Task objective:
Type out all the records again exactly.

Records provided:
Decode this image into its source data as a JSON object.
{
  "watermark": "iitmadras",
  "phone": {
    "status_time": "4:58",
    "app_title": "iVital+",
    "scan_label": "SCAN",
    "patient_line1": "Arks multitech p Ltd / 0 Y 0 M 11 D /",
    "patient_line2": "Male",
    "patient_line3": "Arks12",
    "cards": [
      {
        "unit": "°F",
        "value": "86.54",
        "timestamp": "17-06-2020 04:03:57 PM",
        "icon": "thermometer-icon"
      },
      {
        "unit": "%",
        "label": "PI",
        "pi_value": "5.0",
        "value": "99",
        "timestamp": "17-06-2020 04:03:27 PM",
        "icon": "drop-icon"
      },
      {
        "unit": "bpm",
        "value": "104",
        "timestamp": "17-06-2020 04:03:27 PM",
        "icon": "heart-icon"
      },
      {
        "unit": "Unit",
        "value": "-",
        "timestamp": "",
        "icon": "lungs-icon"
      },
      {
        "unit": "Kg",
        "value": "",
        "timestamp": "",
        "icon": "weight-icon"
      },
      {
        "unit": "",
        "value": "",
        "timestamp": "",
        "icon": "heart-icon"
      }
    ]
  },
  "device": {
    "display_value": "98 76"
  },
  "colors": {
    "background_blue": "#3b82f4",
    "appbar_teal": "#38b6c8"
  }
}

Reply to the task:
Decode this image into its source data as a JSON object.
{
  "watermark": "iitmadras",
  "phone": {
    "status_time": "4:58",
    "app_title": "iVital+",
    "scan_label": "SCAN",
    "patient_line1": "Arks multitech p Ltd / 0 Y 0 M 11 D /",
    "patient_line2": "Male",
    "patient_line3": "Arks12",
    "cards": [
      {
        "unit": "°F",
        "value": "86.54",
        "timestamp": "17-06-2020 04:03:57 PM",
        "icon": "thermometer-icon"
      },
      {
        "unit": "%",
        "label": "PI",
        "pi_value": "5.0",
        "value": "99",
        "timestamp": "17-06-2020 04:03:27 PM",
        "icon": "drop-icon"
      },
      {
        "unit": "bpm",
        "value": "104",
        "timestamp": "17-06-2020 04:03:27 PM",
        "icon": "heart-icon"
      },
      {
        "unit": "Unit",
        "value": "-",
        "timestamp": "",
        "icon": "lungs-icon"
      },
      {
        "unit": "Kg",
        "value": "",
        "timestamp": "",
        "icon": "weight-icon"
      },
      {
        "unit": "",
        "value": "",
        "timestamp": "",
        "icon": "heart-icon"
      }
    ]
  },
  "device": {
    "display_value": "98 76"
  },
  "colors": {
    "background_blue": "#3b82f4",
    "appbar_teal": "#38b6c8"
  }
}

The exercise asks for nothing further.